Recent content from Jim Buchta
Twin Cities suburbs have enjoyed surging interest from home buyers as the pandemic has upended how people work, amid rising crime and lingering unease following spring riots. But home sales are also on the rise in St. Paul and Minneapolis.
Low interest rates fuel surge in demand in September, when sales usually slow down.
Daymark Uptown and a familiar tenant have settled in on West Lake Street.
A greater share of metro apartment dwellers missed their rent payments last month as aid expired.
A restaurant, event center and pavilion are up next, all part of a sprawling $100 million redevelopment project.
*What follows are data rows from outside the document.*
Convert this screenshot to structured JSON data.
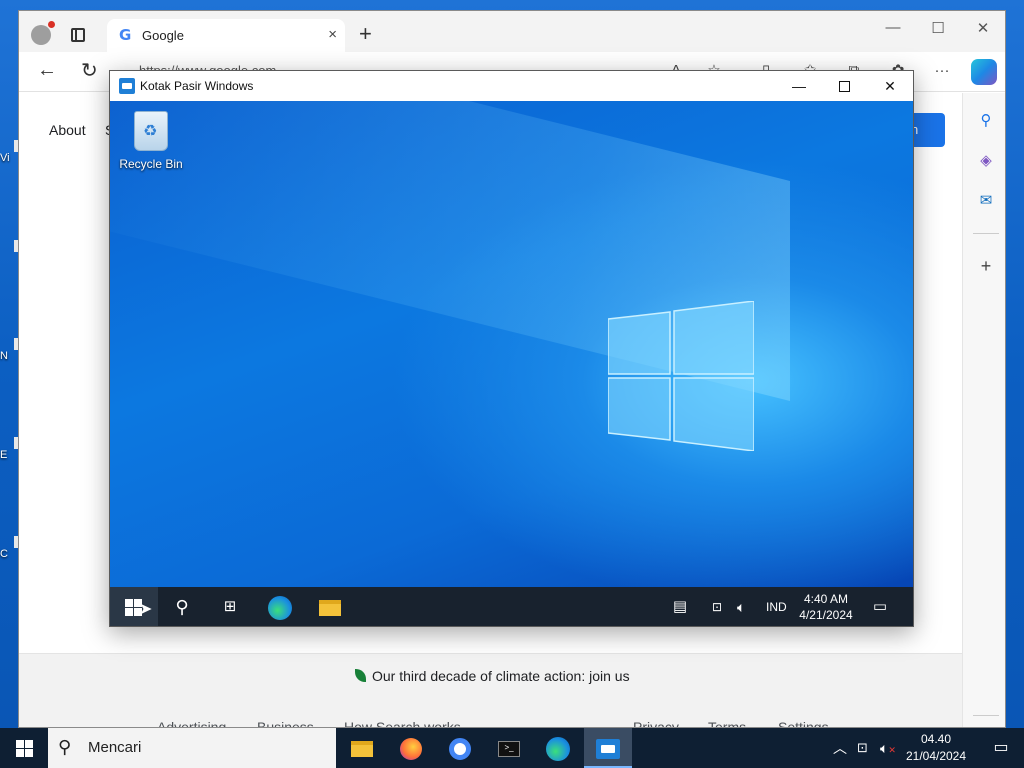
{
  "browser": {
    "tab": {
      "title": "Google",
      "close": "×"
    },
    "new_tab": "+",
    "window_controls": {
      "minimize": "—",
      "maximize": "☐",
      "close": "✕"
    },
    "url": "https://www.google.com",
    "icons": [
      "back-icon",
      "reload-icon",
      "read-aloud-icon",
      "favorite-star-icon",
      "split-screen-icon",
      "favorites-icon",
      "collections-icon",
      "extensions-icon",
      "more-icon",
      "copilot-icon"
    ],
    "more": "···",
    "sidebar": [
      "search-icon",
      "copilot-icon",
      "outlook-icon",
      "add-icon",
      "settings-icon"
    ]
  },
  "google_page": {
    "about": "About",
    "store_partial": "S",
    "sign_in_partial": "n",
    "climate": "Our third decade of climate action: join us",
    "footer_links": [
      "Advertising",
      "Business",
      "How Search works",
      "Privacy",
      "Terms",
      "Settings"
    ]
  },
  "sandbox": {
    "title": "Kotak Pasir Windows",
    "controls": {
      "minimize": "—",
      "close": "✕"
    },
    "recycle_bin": "Recycle Bin",
    "taskbar": {
      "lang": "IND",
      "time": "4:40 AM",
      "date": "4/21/2024"
    }
  },
  "host_desktop": {
    "icon_labels": [
      "Vi",
      "N",
      "E",
      "C"
    ]
  },
  "host_taskbar": {
    "search_placeholder": "Mencari",
    "time": "04.40",
    "date": "21/04/2024",
    "apps": [
      "file-explorer",
      "firefox",
      "chrome",
      "terminal",
      "edge",
      "windows-sandbox"
    ],
    "accent": "#0e1f33"
  }
}
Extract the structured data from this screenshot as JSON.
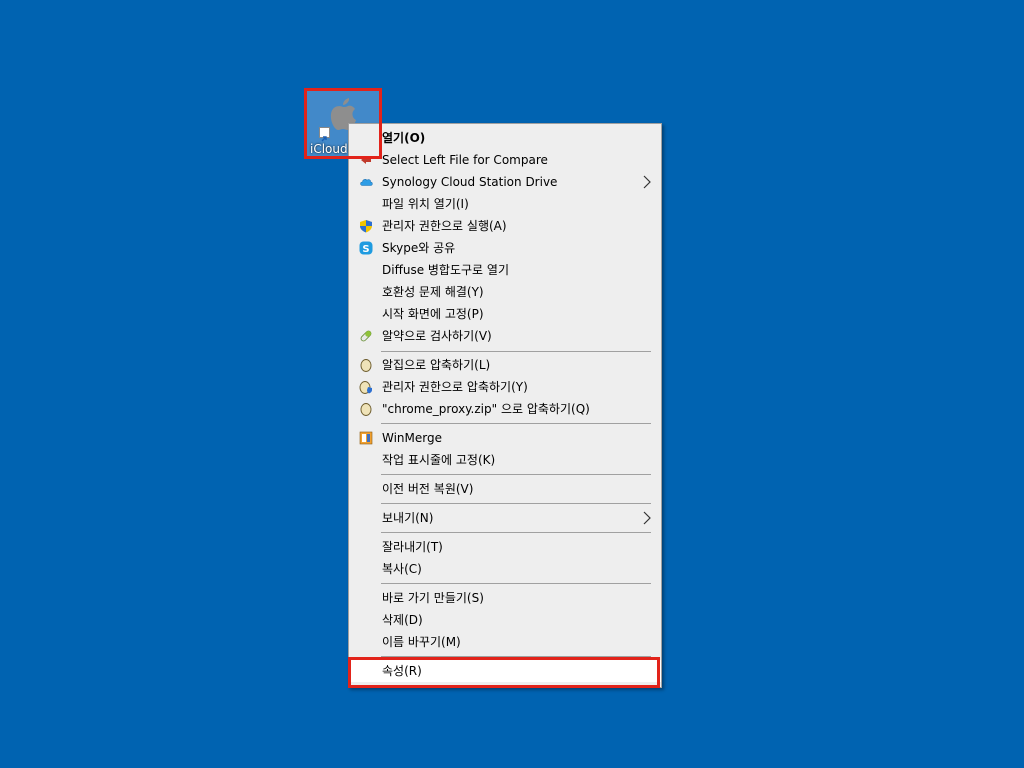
{
  "desktop": {
    "icon_label": "iCloud"
  },
  "menu": {
    "items": [
      {
        "label": "열기(O)"
      },
      {
        "label": "Select Left File for Compare"
      },
      {
        "label": "Synology Cloud Station Drive"
      },
      {
        "label": "파일 위치 열기(I)"
      },
      {
        "label": "관리자 권한으로 실행(A)"
      },
      {
        "label": "Skype와 공유"
      },
      {
        "label": "Diffuse 병합도구로 열기"
      },
      {
        "label": "호환성 문제 해결(Y)"
      },
      {
        "label": "시작 화면에 고정(P)"
      },
      {
        "label": "알약으로 검사하기(V)"
      },
      {
        "label": "알집으로 압축하기(L)"
      },
      {
        "label": "관리자 권한으로 압축하기(Y)"
      },
      {
        "label": "\"chrome_proxy.zip\" 으로 압축하기(Q)"
      },
      {
        "label": "WinMerge"
      },
      {
        "label": "작업 표시줄에 고정(K)"
      },
      {
        "label": "이전 버전 복원(V)"
      },
      {
        "label": "보내기(N)"
      },
      {
        "label": "잘라내기(T)"
      },
      {
        "label": "복사(C)"
      },
      {
        "label": "바로 가기 만들기(S)"
      },
      {
        "label": "삭제(D)"
      },
      {
        "label": "이름 바꾸기(M)"
      },
      {
        "label": "속성(R)"
      }
    ]
  },
  "colors": {
    "desktop_bg": "#0063b1",
    "menu_bg": "#eeeeee",
    "highlight": "#e2231a"
  }
}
The surge, the most since 2005, to build single-family homes is fueled by low rates.
With nearly one-third fewer homes on the market than a year ago, the metro's median sale price rose 10%.
Concessions are most common in upper-end Minneapolis buildings while renters in less costly apartments are unlikely to share in breaks.
A do-it-yourself home-improvement and construction boom has sent the price of lumber skyrocketing, as sawmills and strand-board manufacturers, including in Minnesota, scramble to keep up with surging demand.
The travel downturn because of the coronavirus is hitting short-term leases especially hard.